[EXERCISE AIM]: Print, exactly and completely, every entry in the data.

-- DATA SUPPLIED follows --

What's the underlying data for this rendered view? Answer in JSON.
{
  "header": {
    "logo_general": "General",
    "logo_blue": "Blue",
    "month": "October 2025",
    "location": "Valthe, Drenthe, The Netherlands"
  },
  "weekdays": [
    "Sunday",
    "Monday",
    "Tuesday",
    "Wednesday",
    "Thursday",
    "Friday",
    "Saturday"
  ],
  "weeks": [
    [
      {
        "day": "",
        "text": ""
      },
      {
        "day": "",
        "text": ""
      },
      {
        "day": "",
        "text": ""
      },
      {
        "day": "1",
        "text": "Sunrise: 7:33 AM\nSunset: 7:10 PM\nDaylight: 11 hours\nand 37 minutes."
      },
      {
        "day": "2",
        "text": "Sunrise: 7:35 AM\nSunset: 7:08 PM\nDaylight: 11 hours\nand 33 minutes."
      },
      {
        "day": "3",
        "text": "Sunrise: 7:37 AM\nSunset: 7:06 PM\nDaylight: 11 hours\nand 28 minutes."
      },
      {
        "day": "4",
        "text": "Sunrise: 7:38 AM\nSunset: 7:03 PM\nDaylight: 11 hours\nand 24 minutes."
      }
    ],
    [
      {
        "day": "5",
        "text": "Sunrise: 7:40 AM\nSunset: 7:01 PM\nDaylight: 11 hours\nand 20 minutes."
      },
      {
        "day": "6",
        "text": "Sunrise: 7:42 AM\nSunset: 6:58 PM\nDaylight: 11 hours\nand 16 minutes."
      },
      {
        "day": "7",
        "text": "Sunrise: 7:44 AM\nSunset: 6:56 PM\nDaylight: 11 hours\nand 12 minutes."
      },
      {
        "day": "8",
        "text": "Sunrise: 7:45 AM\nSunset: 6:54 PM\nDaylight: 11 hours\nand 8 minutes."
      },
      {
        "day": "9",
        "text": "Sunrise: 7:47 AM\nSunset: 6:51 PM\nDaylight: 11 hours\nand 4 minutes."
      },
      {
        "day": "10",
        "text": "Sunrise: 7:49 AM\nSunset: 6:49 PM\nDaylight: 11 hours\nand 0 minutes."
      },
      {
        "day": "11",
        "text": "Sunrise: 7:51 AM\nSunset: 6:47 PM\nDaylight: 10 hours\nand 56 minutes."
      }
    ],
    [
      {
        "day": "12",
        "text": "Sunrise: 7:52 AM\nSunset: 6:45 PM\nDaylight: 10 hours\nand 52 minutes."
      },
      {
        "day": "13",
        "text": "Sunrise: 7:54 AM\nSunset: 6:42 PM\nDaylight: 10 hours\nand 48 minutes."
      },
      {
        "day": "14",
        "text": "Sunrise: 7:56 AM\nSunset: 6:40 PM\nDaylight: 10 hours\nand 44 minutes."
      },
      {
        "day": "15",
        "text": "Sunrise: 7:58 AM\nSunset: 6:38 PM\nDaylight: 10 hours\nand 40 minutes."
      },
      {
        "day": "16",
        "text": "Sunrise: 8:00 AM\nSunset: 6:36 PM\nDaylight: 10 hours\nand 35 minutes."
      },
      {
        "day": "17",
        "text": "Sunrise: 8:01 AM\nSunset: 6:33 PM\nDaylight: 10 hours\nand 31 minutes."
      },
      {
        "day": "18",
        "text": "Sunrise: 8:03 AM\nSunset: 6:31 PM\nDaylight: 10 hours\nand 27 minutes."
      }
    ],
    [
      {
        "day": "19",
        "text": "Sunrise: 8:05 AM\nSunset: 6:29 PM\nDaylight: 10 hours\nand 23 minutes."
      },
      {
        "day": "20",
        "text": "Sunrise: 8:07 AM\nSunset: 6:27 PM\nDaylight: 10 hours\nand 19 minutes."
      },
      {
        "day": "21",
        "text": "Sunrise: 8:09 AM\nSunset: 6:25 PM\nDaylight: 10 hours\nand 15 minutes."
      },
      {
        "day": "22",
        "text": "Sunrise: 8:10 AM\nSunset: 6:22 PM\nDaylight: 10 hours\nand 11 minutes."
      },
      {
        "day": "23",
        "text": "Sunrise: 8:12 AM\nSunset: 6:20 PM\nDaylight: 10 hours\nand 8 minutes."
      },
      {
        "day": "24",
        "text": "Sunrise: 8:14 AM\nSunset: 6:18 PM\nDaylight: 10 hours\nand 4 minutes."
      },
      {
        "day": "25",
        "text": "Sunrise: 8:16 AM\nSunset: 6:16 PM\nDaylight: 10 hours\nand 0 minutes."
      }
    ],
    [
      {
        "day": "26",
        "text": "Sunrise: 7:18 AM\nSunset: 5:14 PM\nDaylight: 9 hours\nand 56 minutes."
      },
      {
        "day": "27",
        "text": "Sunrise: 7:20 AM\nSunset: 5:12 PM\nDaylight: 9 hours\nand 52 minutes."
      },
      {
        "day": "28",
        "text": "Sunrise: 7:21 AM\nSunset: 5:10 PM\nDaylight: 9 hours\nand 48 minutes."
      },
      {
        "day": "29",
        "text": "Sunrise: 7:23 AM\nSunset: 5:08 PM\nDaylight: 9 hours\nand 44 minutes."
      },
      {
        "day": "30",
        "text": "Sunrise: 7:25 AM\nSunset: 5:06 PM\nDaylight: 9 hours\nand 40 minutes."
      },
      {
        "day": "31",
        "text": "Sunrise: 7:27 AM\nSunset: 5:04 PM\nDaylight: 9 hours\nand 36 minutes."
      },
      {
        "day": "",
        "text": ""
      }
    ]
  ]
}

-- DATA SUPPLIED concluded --

[WRITTEN RESPONSE]:
What's the underlying data for this rendered view? Answer in JSON.
{
  "header": {
    "logo_general": "General",
    "logo_blue": "Blue",
    "month": "October 2025",
    "location": "Valthe, Drenthe, The Netherlands"
  },
  "weekdays": [
    "Sunday",
    "Monday",
    "Tuesday",
    "Wednesday",
    "Thursday",
    "Friday",
    "Saturday"
  ],
  "weeks": [
    [
      {
        "day": "",
        "text": ""
      },
      {
        "day": "",
        "text": ""
      },
      {
        "day": "",
        "text": ""
      },
      {
        "day": "1",
        "text": "Sunrise: 7:33 AM\nSunset: 7:10 PM\nDaylight: 11 hours\nand 37 minutes."
      },
      {
        "day": "2",
        "text": "Sunrise: 7:35 AM\nSunset: 7:08 PM\nDaylight: 11 hours\nand 33 minutes."
      },
      {
        "day": "3",
        "text": "Sunrise: 7:37 AM\nSunset: 7:06 PM\nDaylight: 11 hours\nand 28 minutes."
      },
      {
        "day": "4",
        "text": "Sunrise: 7:38 AM\nSunset: 7:03 PM\nDaylight: 11 hours\nand 24 minutes."
      }
    ],
    [
      {
        "day": "5",
        "text": "Sunrise: 7:40 AM\nSunset: 7:01 PM\nDaylight: 11 hours\nand 20 minutes."
      },
      {
        "day": "6",
        "text": "Sunrise: 7:42 AM\nSunset: 6:58 PM\nDaylight: 11 hours\nand 16 minutes."
      },
      {
        "day": "7",
        "text": "Sunrise: 7:44 AM\nSunset: 6:56 PM\nDaylight: 11 hours\nand 12 minutes."
      },
      {
        "day": "8",
        "text": "Sunrise: 7:45 AM\nSunset: 6:54 PM\nDaylight: 11 hours\nand 8 minutes."
      },
      {
        "day": "9",
        "text": "Sunrise: 7:47 AM\nSunset: 6:51 PM\nDaylight: 11 hours\nand 4 minutes."
      },
      {
        "day": "10",
        "text": "Sunrise: 7:49 AM\nSunset: 6:49 PM\nDaylight: 11 hours\nand 0 minutes."
      },
      {
        "day": "11",
        "text": "Sunrise: 7:51 AM\nSunset: 6:47 PM\nDaylight: 10 hours\nand 56 minutes."
      }
    ],
    [
      {
        "day": "12",
        "text": "Sunrise: 7:52 AM\nSunset: 6:45 PM\nDaylight: 10 hours\nand 52 minutes."
      },
      {
        "day": "13",
        "text": "Sunrise: 7:54 AM\nSunset: 6:42 PM\nDaylight: 10 hours\nand 48 minutes."
      },
      {
        "day": "14",
        "text": "Sunrise: 7:56 AM\nSunset: 6:40 PM\nDaylight: 10 hours\nand 44 minutes."
      },
      {
        "day": "15",
        "text": "Sunrise: 7:58 AM\nSunset: 6:38 PM\nDaylight: 10 hours\nand 40 minutes."
      },
      {
        "day": "16",
        "text": "Sunrise: 8:00 AM\nSunset: 6:36 PM\nDaylight: 10 hours\nand 35 minutes."
      },
      {
        "day": "17",
        "text": "Sunrise: 8:01 AM\nSunset: 6:33 PM\nDaylight: 10 hours\nand 31 minutes."
      },
      {
        "day": "18",
        "text": "Sunrise: 8:03 AM\nSunset: 6:31 PM\nDaylight: 10 hours\nand 27 minutes."
      }
    ],
    [
      {
        "day": "19",
        "text": "Sunrise: 8:05 AM\nSunset: 6:29 PM\nDaylight: 10 hours\nand 23 minutes."
      },
      {
        "day": "20",
        "text": "Sunrise: 8:07 AM\nSunset: 6:27 PM\nDaylight: 10 hours\nand 19 minutes."
      },
      {
        "day": "21",
        "text": "Sunrise: 8:09 AM\nSunset: 6:25 PM\nDaylight: 10 hours\nand 15 minutes."
      },
      {
        "day": "22",
        "text": "Sunrise: 8:10 AM\nSunset: 6:22 PM\nDaylight: 10 hours\nand 11 minutes."
      },
      {
        "day": "23",
        "text": "Sunrise: 8:12 AM\nSunset: 6:20 PM\nDaylight: 10 hours\nand 8 minutes."
      },
      {
        "day": "24",
        "text": "Sunrise: 8:14 AM\nSunset: 6:18 PM\nDaylight: 10 hours\nand 4 minutes."
      },
      {
        "day": "25",
        "text": "Sunrise: 8:16 AM\nSunset: 6:16 PM\nDaylight: 10 hours\nand 0 minutes."
      }
    ],
    [
      {
        "day": "26",
        "text": "Sunrise: 7:18 AM\nSunset: 5:14 PM\nDaylight: 9 hours\nand 56 minutes."
      },
      {
        "day": "27",
        "text": "Sunrise: 7:20 AM\nSunset: 5:12 PM\nDaylight: 9 hours\nand 52 minutes."
      },
      {
        "day": "28",
        "text": "Sunrise: 7:21 AM\nSunset: 5:10 PM\nDaylight: 9 hours\nand 48 minutes."
      },
      {
        "day": "29",
        "text": "Sunrise: 7:23 AM\nSunset: 5:08 PM\nDaylight: 9 hours\nand 44 minutes."
      },
      {
        "day": "30",
        "text": "Sunrise: 7:25 AM\nSunset: 5:06 PM\nDaylight: 9 hours\nand 40 minutes."
      },
      {
        "day": "31",
        "text": "Sunrise: 7:27 AM\nSunset: 5:04 PM\nDaylight: 9 hours\nand 36 minutes."
      },
      {
        "day": "",
        "text": ""
      }
    ]
  ]
}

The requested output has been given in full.